- WHAT YOU ARE ASKED TO DO
Please print out every entry below, verbatim.

- Dataset rows for apps and sites
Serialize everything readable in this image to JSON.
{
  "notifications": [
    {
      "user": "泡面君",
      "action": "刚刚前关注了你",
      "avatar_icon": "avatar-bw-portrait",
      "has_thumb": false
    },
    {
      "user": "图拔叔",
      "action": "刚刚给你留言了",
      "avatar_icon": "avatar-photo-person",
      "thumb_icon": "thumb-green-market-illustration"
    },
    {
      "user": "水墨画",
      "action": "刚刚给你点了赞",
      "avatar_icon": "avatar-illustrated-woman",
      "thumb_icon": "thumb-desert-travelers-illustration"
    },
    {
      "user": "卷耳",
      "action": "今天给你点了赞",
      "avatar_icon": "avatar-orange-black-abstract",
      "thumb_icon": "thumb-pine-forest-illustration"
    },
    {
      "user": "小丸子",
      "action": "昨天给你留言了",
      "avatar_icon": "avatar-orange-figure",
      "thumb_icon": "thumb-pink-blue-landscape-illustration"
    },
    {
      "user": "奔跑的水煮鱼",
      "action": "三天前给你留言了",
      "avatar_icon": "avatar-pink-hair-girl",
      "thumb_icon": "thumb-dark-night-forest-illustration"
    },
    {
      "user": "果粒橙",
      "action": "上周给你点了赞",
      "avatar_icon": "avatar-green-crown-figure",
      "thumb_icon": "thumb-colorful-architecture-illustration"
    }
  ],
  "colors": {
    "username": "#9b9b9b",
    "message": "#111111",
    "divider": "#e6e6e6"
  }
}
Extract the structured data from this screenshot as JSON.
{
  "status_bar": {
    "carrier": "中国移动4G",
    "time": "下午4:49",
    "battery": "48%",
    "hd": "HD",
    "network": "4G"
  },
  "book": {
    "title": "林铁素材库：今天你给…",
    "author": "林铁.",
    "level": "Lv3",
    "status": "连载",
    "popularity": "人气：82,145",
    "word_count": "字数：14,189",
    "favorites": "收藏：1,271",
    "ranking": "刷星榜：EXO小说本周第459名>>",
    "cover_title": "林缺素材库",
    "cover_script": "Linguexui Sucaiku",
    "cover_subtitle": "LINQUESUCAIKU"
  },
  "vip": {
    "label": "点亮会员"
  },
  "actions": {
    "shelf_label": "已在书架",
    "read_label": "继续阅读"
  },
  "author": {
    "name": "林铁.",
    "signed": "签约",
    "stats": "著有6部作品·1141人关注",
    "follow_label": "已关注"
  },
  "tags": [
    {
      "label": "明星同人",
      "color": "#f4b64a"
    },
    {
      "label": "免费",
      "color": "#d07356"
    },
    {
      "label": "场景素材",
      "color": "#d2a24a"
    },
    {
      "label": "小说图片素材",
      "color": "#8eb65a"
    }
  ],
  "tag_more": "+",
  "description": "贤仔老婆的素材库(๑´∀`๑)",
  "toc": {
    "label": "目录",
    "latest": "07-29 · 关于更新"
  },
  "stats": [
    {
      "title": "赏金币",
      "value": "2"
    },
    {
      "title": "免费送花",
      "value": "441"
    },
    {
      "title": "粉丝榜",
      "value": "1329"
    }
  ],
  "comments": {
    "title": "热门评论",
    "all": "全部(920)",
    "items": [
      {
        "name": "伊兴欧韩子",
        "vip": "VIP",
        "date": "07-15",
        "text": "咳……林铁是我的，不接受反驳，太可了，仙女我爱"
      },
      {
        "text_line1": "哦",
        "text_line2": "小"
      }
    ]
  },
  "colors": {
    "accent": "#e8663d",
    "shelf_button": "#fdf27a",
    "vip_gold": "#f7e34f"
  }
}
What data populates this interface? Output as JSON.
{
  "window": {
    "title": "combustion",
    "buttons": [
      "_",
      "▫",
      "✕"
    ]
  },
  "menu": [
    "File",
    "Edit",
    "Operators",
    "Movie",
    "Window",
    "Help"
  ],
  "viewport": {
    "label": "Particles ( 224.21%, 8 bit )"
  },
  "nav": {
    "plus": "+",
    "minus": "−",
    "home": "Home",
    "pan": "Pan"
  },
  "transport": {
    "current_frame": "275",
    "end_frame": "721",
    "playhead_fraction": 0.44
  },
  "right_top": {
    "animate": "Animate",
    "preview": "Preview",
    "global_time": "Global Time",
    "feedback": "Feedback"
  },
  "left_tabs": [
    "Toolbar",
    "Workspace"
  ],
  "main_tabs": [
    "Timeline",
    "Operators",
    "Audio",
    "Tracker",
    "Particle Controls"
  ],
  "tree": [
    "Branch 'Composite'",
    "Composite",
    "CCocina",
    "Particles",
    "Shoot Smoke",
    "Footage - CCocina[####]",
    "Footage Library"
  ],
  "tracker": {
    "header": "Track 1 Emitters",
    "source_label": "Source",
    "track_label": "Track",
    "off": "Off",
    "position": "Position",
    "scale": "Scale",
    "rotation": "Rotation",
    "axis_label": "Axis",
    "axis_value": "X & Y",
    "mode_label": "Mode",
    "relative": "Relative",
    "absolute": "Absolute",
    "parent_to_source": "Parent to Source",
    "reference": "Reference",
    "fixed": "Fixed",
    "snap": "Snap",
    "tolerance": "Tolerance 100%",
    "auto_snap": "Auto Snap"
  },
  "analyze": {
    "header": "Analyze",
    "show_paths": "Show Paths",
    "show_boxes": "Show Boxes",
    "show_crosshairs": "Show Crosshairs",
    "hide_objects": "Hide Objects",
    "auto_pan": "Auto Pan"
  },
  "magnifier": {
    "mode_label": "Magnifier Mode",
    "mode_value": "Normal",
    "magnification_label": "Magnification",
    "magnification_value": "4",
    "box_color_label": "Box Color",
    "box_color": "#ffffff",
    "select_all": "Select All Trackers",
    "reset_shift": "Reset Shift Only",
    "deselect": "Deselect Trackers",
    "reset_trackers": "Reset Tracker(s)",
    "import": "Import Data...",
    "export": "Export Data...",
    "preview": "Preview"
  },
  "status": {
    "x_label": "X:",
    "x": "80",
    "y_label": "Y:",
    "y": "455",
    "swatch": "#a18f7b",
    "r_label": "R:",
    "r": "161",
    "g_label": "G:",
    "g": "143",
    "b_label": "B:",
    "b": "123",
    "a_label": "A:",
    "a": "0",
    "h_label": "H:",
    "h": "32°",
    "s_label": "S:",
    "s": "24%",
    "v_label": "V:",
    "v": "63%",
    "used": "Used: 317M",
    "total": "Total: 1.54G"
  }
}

- PROBLEM SOLUTION
Serialize everything readable in this image to JSON.
{
  "notifications": [
    {
      "user": "泡面君",
      "action": "刚刚前关注了你",
      "avatar_icon": "avatar-bw-portrait",
      "has_thumb": false
    },
    {
      "user": "图拔叔",
      "action": "刚刚给你留言了",
      "avatar_icon": "avatar-photo-person",
      "thumb_icon": "thumb-green-market-illustration"
    },
    {
      "user": "水墨画",
      "action": "刚刚给你点了赞",
      "avatar_icon": "avatar-illustrated-woman",
      "thumb_icon": "thumb-desert-travelers-illustration"
    },
    {
      "user": "卷耳",
      "action": "今天给你点了赞",
      "avatar_icon": "avatar-orange-black-abstract",
      "thumb_icon": "thumb-pine-forest-illustration"
    },
    {
      "user": "小丸子",
      "action": "昨天给你留言了",
      "avatar_icon": "avatar-orange-figure",
      "thumb_icon": "thumb-pink-blue-landscape-illustration"
    },
    {
      "user": "奔跑的水煮鱼",
      "action": "三天前给你留言了",
      "avatar_icon": "avatar-pink-hair-girl",
      "thumb_icon": "thumb-dark-night-forest-illustration"
    },
    {
      "user": "果粒橙",
      "action": "上周给你点了赞",
      "avatar_icon": "avatar-green-crown-figure",
      "thumb_icon": "thumb-colorful-architecture-illustration"
    }
  ],
  "colors": {
    "username": "#9b9b9b",
    "message": "#111111",
    "divider": "#e6e6e6"
  }
}
Extract the structured data from this screenshot as JSON.
{
  "status_bar": {
    "carrier": "中国移动4G",
    "time": "下午4:49",
    "battery": "48%",
    "hd": "HD",
    "network": "4G"
  },
  "book": {
    "title": "林铁素材库：今天你给…",
    "author": "林铁.",
    "level": "Lv3",
    "status": "连载",
    "popularity": "人气：82,145",
    "word_count": "字数：14,189",
    "favorites": "收藏：1,271",
    "ranking": "刷星榜：EXO小说本周第459名>>",
    "cover_title": "林缺素材库",
    "cover_script": "Linguexui Sucaiku",
    "cover_subtitle": "LINQUESUCAIKU"
  },
  "vip": {
    "label": "点亮会员"
  },
  "actions": {
    "shelf_label": "已在书架",
    "read_label": "继续阅读"
  },
  "author": {
    "name": "林铁.",
    "signed": "签约",
    "stats": "著有6部作品·1141人关注",
    "follow_label": "已关注"
  },
  "tags": [
    {
      "label": "明星同人",
      "color": "#f4b64a"
    },
    {
      "label": "免费",
      "color": "#d07356"
    },
    {
      "label": "场景素材",
      "color": "#d2a24a"
    },
    {
      "label": "小说图片素材",
      "color": "#8eb65a"
    }
  ],
  "tag_more": "+",
  "description": "贤仔老婆的素材库(๑´∀`๑)",
  "toc": {
    "label": "目录",
    "latest": "07-29 · 关于更新"
  },
  "stats": [
    {
      "title": "赏金币",
      "value": "2"
    },
    {
      "title": "免费送花",
      "value": "441"
    },
    {
      "title": "粉丝榜",
      "value": "1329"
    }
  ],
  "comments": {
    "title": "热门评论",
    "all": "全部(920)",
    "items": [
      {
        "name": "伊兴欧韩子",
        "vip": "VIP",
        "date": "07-15",
        "text": "咳……林铁是我的，不接受反驳，太可了，仙女我爱"
      },
      {
        "text_line1": "哦",
        "text_line2": "小"
      }
    ]
  },
  "colors": {
    "accent": "#e8663d",
    "shelf_button": "#fdf27a",
    "vip_gold": "#f7e34f"
  }
}
What data populates this interface? Output as JSON.
{
  "window": {
    "title": "combustion",
    "buttons": [
      "_",
      "▫",
      "✕"
    ]
  },
  "menu": [
    "File",
    "Edit",
    "Operators",
    "Movie",
    "Window",
    "Help"
  ],
  "viewport": {
    "label": "Particles ( 224.21%, 8 bit )"
  },
  "nav": {
    "plus": "+",
    "minus": "−",
    "home": "Home",
    "pan": "Pan"
  },
  "transport": {
    "current_frame": "275",
    "end_frame": "721",
    "playhead_fraction": 0.44
  },
  "right_top": {
    "animate": "Animate",
    "preview": "Preview",
    "global_time": "Global Time",
    "feedback": "Feedback"
  },
  "left_tabs": [
    "Toolbar",
    "Workspace"
  ],
  "main_tabs": [
    "Timeline",
    "Operators",
    "Audio",
    "Tracker",
    "Particle Controls"
  ],
  "tree": [
    "Branch 'Composite'",
    "Composite",
    "CCocina",
    "Particles",
    "Shoot Smoke",
    "Footage - CCocina[####]",
    "Footage Library"
  ],
  "tracker": {
    "header": "Track 1 Emitters",
    "source_label": "Source",
    "track_label": "Track",
    "off": "Off",
    "position": "Position",
    "scale": "Scale",
    "rotation": "Rotation",
    "axis_label": "Axis",
    "axis_value": "X & Y",
    "mode_label": "Mode",
    "relative": "Relative",
    "absolute": "Absolute",
    "parent_to_source": "Parent to Source",
    "reference": "Reference",
    "fixed": "Fixed",
    "snap": "Snap",
    "tolerance": "Tolerance 100%",
    "auto_snap": "Auto Snap"
  },
  "analyze": {
    "header": "Analyze",
    "show_paths": "Show Paths",
    "show_boxes": "Show Boxes",
    "show_crosshairs": "Show Crosshairs",
    "hide_objects": "Hide Objects",
    "auto_pan": "Auto Pan"
  },
  "magnifier": {
    "mode_label": "Magnifier Mode",
    "mode_value": "Normal",
    "magnification_label": "Magnification",
    "magnification_value": "4",
    "box_color_label": "Box Color",
    "box_color": "#ffffff",
    "select_all": "Select All Trackers",
    "reset_shift": "Reset Shift Only",
    "deselect": "Deselect Trackers",
    "reset_trackers": "Reset Tracker(s)",
    "import": "Import Data...",
    "export": "Export Data...",
    "preview": "Preview"
  },
  "status": {
    "x_label": "X:",
    "x": "80",
    "y_label": "Y:",
    "y": "455",
    "swatch": "#a18f7b",
    "r_label": "R:",
    "r": "161",
    "g_label": "G:",
    "g": "143",
    "b_label": "B:",
    "b": "123",
    "a_label": "A:",
    "a": "0",
    "h_label": "H:",
    "h": "32°",
    "s_label": "S:",
    "s": "24%",
    "v_label": "V:",
    "v": "63%",
    "used": "Used: 317M",
    "total": "Total: 1.54G"
  }
}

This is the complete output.